Start of Study material

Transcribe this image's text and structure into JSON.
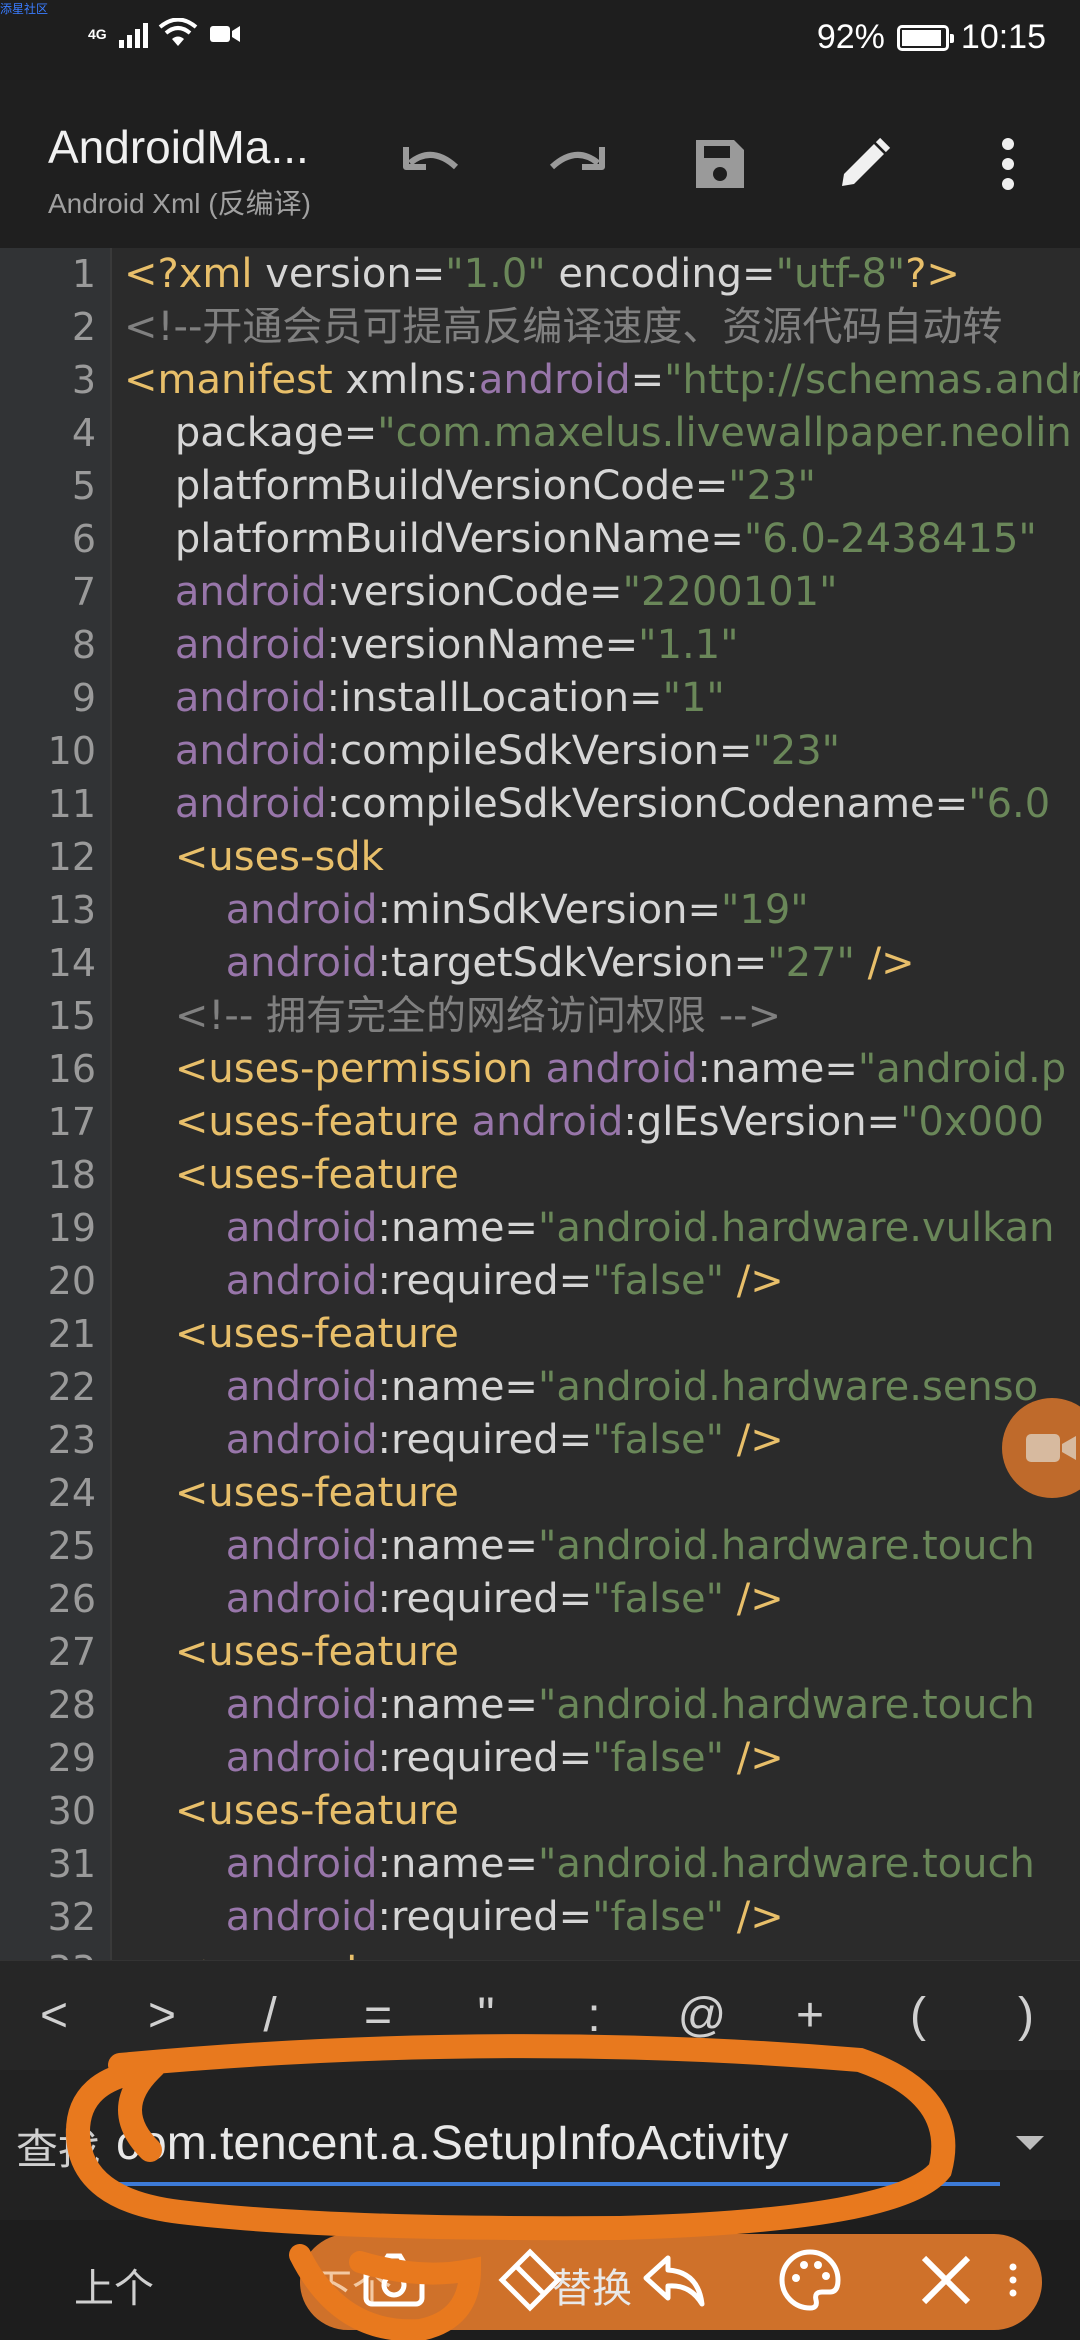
{
  "status_bar": {
    "corner_tag": "添星社区",
    "network": "4G",
    "battery_percent_text": "92%",
    "battery_fill": 0.92,
    "time": "10:15"
  },
  "toolbar": {
    "title": "AndroidMa...",
    "subtitle": "Android Xml (反编译)",
    "icons": [
      "undo-icon",
      "redo-icon",
      "save-icon",
      "edit-icon",
      "more-icon"
    ]
  },
  "editor": {
    "lines": [
      {
        "n": "1",
        "parts": [
          [
            "tag",
            "<?xml "
          ],
          [
            "attr",
            "version="
          ],
          [
            "val",
            "\"1.0\""
          ],
          [
            "attr",
            " encoding="
          ],
          [
            "val",
            "\"utf-8\""
          ],
          [
            "tag",
            "?>"
          ]
        ]
      },
      {
        "n": "2",
        "parts": [
          [
            "cmt",
            "<!--开通会员可提高反编译速度、资源代码自动转"
          ]
        ]
      },
      {
        "n": "3",
        "parts": [
          [
            "tag",
            "<manifest "
          ],
          [
            "attr",
            "xmlns:"
          ],
          [
            "ns",
            "android"
          ],
          [
            "punc",
            "="
          ],
          [
            "val",
            "\"http://schemas.andro"
          ]
        ]
      },
      {
        "n": "4",
        "parts": [
          [
            "attr",
            "    package="
          ],
          [
            "val",
            "\"com.maxelus.livewallpaper.neolin"
          ]
        ]
      },
      {
        "n": "5",
        "parts": [
          [
            "attr",
            "    platformBuildVersionCode="
          ],
          [
            "val",
            "\"23\""
          ]
        ]
      },
      {
        "n": "6",
        "parts": [
          [
            "attr",
            "    platformBuildVersionName="
          ],
          [
            "val",
            "\"6.0-2438415\""
          ]
        ]
      },
      {
        "n": "7",
        "parts": [
          [
            "ns",
            "    android"
          ],
          [
            "attr",
            ":versionCode="
          ],
          [
            "val",
            "\"2200101\""
          ]
        ]
      },
      {
        "n": "8",
        "parts": [
          [
            "ns",
            "    android"
          ],
          [
            "attr",
            ":versionName="
          ],
          [
            "val",
            "\"1.1\""
          ]
        ]
      },
      {
        "n": "9",
        "parts": [
          [
            "ns",
            "    android"
          ],
          [
            "attr",
            ":installLocation="
          ],
          [
            "val",
            "\"1\""
          ]
        ]
      },
      {
        "n": "10",
        "parts": [
          [
            "ns",
            "    android"
          ],
          [
            "attr",
            ":compileSdkVersion="
          ],
          [
            "val",
            "\"23\""
          ]
        ]
      },
      {
        "n": "11",
        "parts": [
          [
            "ns",
            "    android"
          ],
          [
            "attr",
            ":compileSdkVersionCodename="
          ],
          [
            "val",
            "\"6.0"
          ]
        ]
      },
      {
        "n": "12",
        "parts": [
          [
            "tag",
            "    <uses-sdk"
          ]
        ]
      },
      {
        "n": "13",
        "parts": [
          [
            "ns",
            "        android"
          ],
          [
            "attr",
            ":minSdkVersion="
          ],
          [
            "val",
            "\"19\""
          ]
        ]
      },
      {
        "n": "14",
        "parts": [
          [
            "ns",
            "        android"
          ],
          [
            "attr",
            ":targetSdkVersion="
          ],
          [
            "val",
            "\"27\""
          ],
          [
            "tag",
            " />"
          ]
        ]
      },
      {
        "n": "15",
        "parts": [
          [
            "cmt",
            "    <!-- 拥有完全的网络访问权限 -->"
          ]
        ]
      },
      {
        "n": "16",
        "parts": [
          [
            "tag",
            "    <uses-permission "
          ],
          [
            "ns",
            "android"
          ],
          [
            "attr",
            ":name="
          ],
          [
            "val",
            "\"android.p"
          ]
        ]
      },
      {
        "n": "17",
        "parts": [
          [
            "tag",
            "    <uses-feature "
          ],
          [
            "ns",
            "android"
          ],
          [
            "attr",
            ":glEsVersion="
          ],
          [
            "val",
            "\"0x000"
          ]
        ]
      },
      {
        "n": "18",
        "parts": [
          [
            "tag",
            "    <uses-feature"
          ]
        ]
      },
      {
        "n": "19",
        "parts": [
          [
            "ns",
            "        android"
          ],
          [
            "attr",
            ":name="
          ],
          [
            "val",
            "\"android.hardware.vulkan"
          ]
        ]
      },
      {
        "n": "20",
        "parts": [
          [
            "ns",
            "        android"
          ],
          [
            "attr",
            ":required="
          ],
          [
            "val",
            "\"false\""
          ],
          [
            "tag",
            " />"
          ]
        ]
      },
      {
        "n": "21",
        "parts": [
          [
            "tag",
            "    <uses-feature"
          ]
        ]
      },
      {
        "n": "22",
        "parts": [
          [
            "ns",
            "        android"
          ],
          [
            "attr",
            ":name="
          ],
          [
            "val",
            "\"android.hardware.senso"
          ]
        ]
      },
      {
        "n": "23",
        "parts": [
          [
            "ns",
            "        android"
          ],
          [
            "attr",
            ":required="
          ],
          [
            "val",
            "\"false\""
          ],
          [
            "tag",
            " />"
          ]
        ]
      },
      {
        "n": "24",
        "parts": [
          [
            "tag",
            "    <uses-feature"
          ]
        ]
      },
      {
        "n": "25",
        "parts": [
          [
            "ns",
            "        android"
          ],
          [
            "attr",
            ":name="
          ],
          [
            "val",
            "\"android.hardware.touch"
          ]
        ]
      },
      {
        "n": "26",
        "parts": [
          [
            "ns",
            "        android"
          ],
          [
            "attr",
            ":required="
          ],
          [
            "val",
            "\"false\""
          ],
          [
            "tag",
            " />"
          ]
        ]
      },
      {
        "n": "27",
        "parts": [
          [
            "tag",
            "    <uses-feature"
          ]
        ]
      },
      {
        "n": "28",
        "parts": [
          [
            "ns",
            "        android"
          ],
          [
            "attr",
            ":name="
          ],
          [
            "val",
            "\"android.hardware.touch"
          ]
        ]
      },
      {
        "n": "29",
        "parts": [
          [
            "ns",
            "        android"
          ],
          [
            "attr",
            ":required="
          ],
          [
            "val",
            "\"false\""
          ],
          [
            "tag",
            " />"
          ]
        ]
      },
      {
        "n": "30",
        "parts": [
          [
            "tag",
            "    <uses-feature"
          ]
        ]
      },
      {
        "n": "31",
        "parts": [
          [
            "ns",
            "        android"
          ],
          [
            "attr",
            ":name="
          ],
          [
            "val",
            "\"android.hardware.touch"
          ]
        ]
      },
      {
        "n": "32",
        "parts": [
          [
            "ns",
            "        android"
          ],
          [
            "attr",
            ":required="
          ],
          [
            "val",
            "\"false\""
          ],
          [
            "tag",
            " />"
          ]
        ]
      },
      {
        "n": "33",
        "parts": [
          [
            "tag",
            "    <supports-screens"
          ]
        ]
      }
    ]
  },
  "symbols": [
    "<",
    ">",
    "/",
    "=",
    "\"",
    ":",
    "@",
    "+",
    "(",
    ")"
  ],
  "search": {
    "label": "查找",
    "value": "com.tencent.a.SetupInfoActivity"
  },
  "actions": {
    "prev": "上个",
    "next": "下个",
    "replace": "替换"
  },
  "overlay": {
    "capsule_icons": [
      "camera-icon",
      "eraser-icon",
      "reply-icon",
      "palette-icon",
      "close-icon"
    ],
    "bubble_icon": "video-camera-icon",
    "accent_color": "#e8791e"
  }
}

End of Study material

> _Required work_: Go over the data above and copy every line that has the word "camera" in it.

> _Worked solution_:
      "camera-icon",
    "bubble_icon": "video-camera-icon",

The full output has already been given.